--- Requirement ---
The complete listing should be restated word for word.

--- Dataset records ---
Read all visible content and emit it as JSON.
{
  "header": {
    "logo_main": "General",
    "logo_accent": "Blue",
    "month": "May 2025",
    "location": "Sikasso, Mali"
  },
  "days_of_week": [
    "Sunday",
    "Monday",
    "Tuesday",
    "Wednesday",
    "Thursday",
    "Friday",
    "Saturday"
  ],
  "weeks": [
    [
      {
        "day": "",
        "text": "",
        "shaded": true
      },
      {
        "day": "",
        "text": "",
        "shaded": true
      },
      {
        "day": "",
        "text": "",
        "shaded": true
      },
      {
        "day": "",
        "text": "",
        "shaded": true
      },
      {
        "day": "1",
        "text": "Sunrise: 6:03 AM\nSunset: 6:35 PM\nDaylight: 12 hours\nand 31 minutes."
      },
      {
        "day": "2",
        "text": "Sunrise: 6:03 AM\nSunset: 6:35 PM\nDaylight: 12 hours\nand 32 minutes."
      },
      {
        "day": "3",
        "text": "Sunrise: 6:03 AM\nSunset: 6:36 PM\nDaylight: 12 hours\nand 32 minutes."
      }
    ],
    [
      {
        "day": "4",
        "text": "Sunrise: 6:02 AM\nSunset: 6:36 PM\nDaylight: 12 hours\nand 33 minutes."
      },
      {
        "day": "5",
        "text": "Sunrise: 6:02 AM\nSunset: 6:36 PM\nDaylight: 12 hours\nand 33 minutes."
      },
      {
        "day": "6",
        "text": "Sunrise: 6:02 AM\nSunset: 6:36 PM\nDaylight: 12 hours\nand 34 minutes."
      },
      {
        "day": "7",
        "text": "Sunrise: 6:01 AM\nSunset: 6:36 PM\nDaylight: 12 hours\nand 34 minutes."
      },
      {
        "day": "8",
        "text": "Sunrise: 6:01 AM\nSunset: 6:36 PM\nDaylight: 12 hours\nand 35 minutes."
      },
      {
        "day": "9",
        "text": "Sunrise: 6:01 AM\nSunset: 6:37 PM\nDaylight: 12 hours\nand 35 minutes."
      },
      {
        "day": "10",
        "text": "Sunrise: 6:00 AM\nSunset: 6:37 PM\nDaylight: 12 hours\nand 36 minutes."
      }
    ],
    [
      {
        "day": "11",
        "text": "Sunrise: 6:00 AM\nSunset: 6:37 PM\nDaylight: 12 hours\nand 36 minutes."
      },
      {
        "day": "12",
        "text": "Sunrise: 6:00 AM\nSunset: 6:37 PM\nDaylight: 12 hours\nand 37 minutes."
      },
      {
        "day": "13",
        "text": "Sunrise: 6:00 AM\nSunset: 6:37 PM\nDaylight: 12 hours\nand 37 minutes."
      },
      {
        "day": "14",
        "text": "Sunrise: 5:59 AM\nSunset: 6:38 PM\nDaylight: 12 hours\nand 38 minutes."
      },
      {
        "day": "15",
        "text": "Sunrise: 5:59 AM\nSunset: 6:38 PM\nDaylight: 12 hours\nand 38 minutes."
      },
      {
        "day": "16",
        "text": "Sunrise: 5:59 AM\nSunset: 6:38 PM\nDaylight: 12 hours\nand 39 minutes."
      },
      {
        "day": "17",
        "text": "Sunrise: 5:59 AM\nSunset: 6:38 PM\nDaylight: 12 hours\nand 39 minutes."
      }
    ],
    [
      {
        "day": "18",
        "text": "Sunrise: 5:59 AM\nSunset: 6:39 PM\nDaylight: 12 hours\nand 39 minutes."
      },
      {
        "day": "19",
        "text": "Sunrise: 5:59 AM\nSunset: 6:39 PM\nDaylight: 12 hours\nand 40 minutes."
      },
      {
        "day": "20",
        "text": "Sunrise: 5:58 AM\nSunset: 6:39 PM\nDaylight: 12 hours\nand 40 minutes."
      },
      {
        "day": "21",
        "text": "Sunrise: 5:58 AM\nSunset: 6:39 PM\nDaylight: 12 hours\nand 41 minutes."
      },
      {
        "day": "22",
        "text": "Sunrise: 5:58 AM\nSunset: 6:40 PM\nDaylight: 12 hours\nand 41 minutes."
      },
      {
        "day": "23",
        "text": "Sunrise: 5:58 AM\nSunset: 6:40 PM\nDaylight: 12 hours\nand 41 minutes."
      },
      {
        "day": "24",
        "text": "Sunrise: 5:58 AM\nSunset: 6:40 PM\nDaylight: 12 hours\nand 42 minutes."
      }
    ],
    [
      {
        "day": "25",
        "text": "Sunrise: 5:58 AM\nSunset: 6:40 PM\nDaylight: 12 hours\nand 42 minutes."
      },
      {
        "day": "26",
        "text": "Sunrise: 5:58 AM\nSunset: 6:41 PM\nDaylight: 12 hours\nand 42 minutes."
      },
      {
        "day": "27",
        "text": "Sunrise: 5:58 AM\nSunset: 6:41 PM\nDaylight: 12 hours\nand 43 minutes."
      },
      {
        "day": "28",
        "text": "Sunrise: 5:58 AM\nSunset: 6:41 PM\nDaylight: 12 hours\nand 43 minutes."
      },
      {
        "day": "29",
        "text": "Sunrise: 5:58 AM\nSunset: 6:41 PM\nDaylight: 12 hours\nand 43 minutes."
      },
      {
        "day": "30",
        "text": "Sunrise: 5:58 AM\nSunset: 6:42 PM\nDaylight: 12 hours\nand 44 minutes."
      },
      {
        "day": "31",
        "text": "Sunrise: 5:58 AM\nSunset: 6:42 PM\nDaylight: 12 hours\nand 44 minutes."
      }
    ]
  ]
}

--- Result of the exercise ---
Read all visible content and emit it as JSON.
{
  "header": {
    "logo_main": "General",
    "logo_accent": "Blue",
    "month": "May 2025",
    "location": "Sikasso, Mali"
  },
  "days_of_week": [
    "Sunday",
    "Monday",
    "Tuesday",
    "Wednesday",
    "Thursday",
    "Friday",
    "Saturday"
  ],
  "weeks": [
    [
      {
        "day": "",
        "text": "",
        "shaded": true
      },
      {
        "day": "",
        "text": "",
        "shaded": true
      },
      {
        "day": "",
        "text": "",
        "shaded": true
      },
      {
        "day": "",
        "text": "",
        "shaded": true
      },
      {
        "day": "1",
        "text": "Sunrise: 6:03 AM\nSunset: 6:35 PM\nDaylight: 12 hours\nand 31 minutes."
      },
      {
        "day": "2",
        "text": "Sunrise: 6:03 AM\nSunset: 6:35 PM\nDaylight: 12 hours\nand 32 minutes."
      },
      {
        "day": "3",
        "text": "Sunrise: 6:03 AM\nSunset: 6:36 PM\nDaylight: 12 hours\nand 32 minutes."
      }
    ],
    [
      {
        "day": "4",
        "text": "Sunrise: 6:02 AM\nSunset: 6:36 PM\nDaylight: 12 hours\nand 33 minutes."
      },
      {
        "day": "5",
        "text": "Sunrise: 6:02 AM\nSunset: 6:36 PM\nDaylight: 12 hours\nand 33 minutes."
      },
      {
        "day": "6",
        "text": "Sunrise: 6:02 AM\nSunset: 6:36 PM\nDaylight: 12 hours\nand 34 minutes."
      },
      {
        "day": "7",
        "text": "Sunrise: 6:01 AM\nSunset: 6:36 PM\nDaylight: 12 hours\nand 34 minutes."
      },
      {
        "day": "8",
        "text": "Sunrise: 6:01 AM\nSunset: 6:36 PM\nDaylight: 12 hours\nand 35 minutes."
      },
      {
        "day": "9",
        "text": "Sunrise: 6:01 AM\nSunset: 6:37 PM\nDaylight: 12 hours\nand 35 minutes."
      },
      {
        "day": "10",
        "text": "Sunrise: 6:00 AM\nSunset: 6:37 PM\nDaylight: 12 hours\nand 36 minutes."
      }
    ],
    [
      {
        "day": "11",
        "text": "Sunrise: 6:00 AM\nSunset: 6:37 PM\nDaylight: 12 hours\nand 36 minutes."
      },
      {
        "day": "12",
        "text": "Sunrise: 6:00 AM\nSunset: 6:37 PM\nDaylight: 12 hours\nand 37 minutes."
      },
      {
        "day": "13",
        "text": "Sunrise: 6:00 AM\nSunset: 6:37 PM\nDaylight: 12 hours\nand 37 minutes."
      },
      {
        "day": "14",
        "text": "Sunrise: 5:59 AM\nSunset: 6:38 PM\nDaylight: 12 hours\nand 38 minutes."
      },
      {
        "day": "15",
        "text": "Sunrise: 5:59 AM\nSunset: 6:38 PM\nDaylight: 12 hours\nand 38 minutes."
      },
      {
        "day": "16",
        "text": "Sunrise: 5:59 AM\nSunset: 6:38 PM\nDaylight: 12 hours\nand 39 minutes."
      },
      {
        "day": "17",
        "text": "Sunrise: 5:59 AM\nSunset: 6:38 PM\nDaylight: 12 hours\nand 39 minutes."
      }
    ],
    [
      {
        "day": "18",
        "text": "Sunrise: 5:59 AM\nSunset: 6:39 PM\nDaylight: 12 hours\nand 39 minutes."
      },
      {
        "day": "19",
        "text": "Sunrise: 5:59 AM\nSunset: 6:39 PM\nDaylight: 12 hours\nand 40 minutes."
      },
      {
        "day": "20",
        "text": "Sunrise: 5:58 AM\nSunset: 6:39 PM\nDaylight: 12 hours\nand 40 minutes."
      },
      {
        "day": "21",
        "text": "Sunrise: 5:58 AM\nSunset: 6:39 PM\nDaylight: 12 hours\nand 41 minutes."
      },
      {
        "day": "22",
        "text": "Sunrise: 5:58 AM\nSunset: 6:40 PM\nDaylight: 12 hours\nand 41 minutes."
      },
      {
        "day": "23",
        "text": "Sunrise: 5:58 AM\nSunset: 6:40 PM\nDaylight: 12 hours\nand 41 minutes."
      },
      {
        "day": "24",
        "text": "Sunrise: 5:58 AM\nSunset: 6:40 PM\nDaylight: 12 hours\nand 42 minutes."
      }
    ],
    [
      {
        "day": "25",
        "text": "Sunrise: 5:58 AM\nSunset: 6:40 PM\nDaylight: 12 hours\nand 42 minutes."
      },
      {
        "day": "26",
        "text": "Sunrise: 5:58 AM\nSunset: 6:41 PM\nDaylight: 12 hours\nand 42 minutes."
      },
      {
        "day": "27",
        "text": "Sunrise: 5:58 AM\nSunset: 6:41 PM\nDaylight: 12 hours\nand 43 minutes."
      },
      {
        "day": "28",
        "text": "Sunrise: 5:58 AM\nSunset: 6:41 PM\nDaylight: 12 hours\nand 43 minutes."
      },
      {
        "day": "29",
        "text": "Sunrise: 5:58 AM\nSunset: 6:41 PM\nDaylight: 12 hours\nand 43 minutes."
      },
      {
        "day": "30",
        "text": "Sunrise: 5:58 AM\nSunset: 6:42 PM\nDaylight: 12 hours\nand 44 minutes."
      },
      {
        "day": "31",
        "text": "Sunrise: 5:58 AM\nSunset: 6:42 PM\nDaylight: 12 hours\nand 44 minutes."
      }
    ]
  ]
}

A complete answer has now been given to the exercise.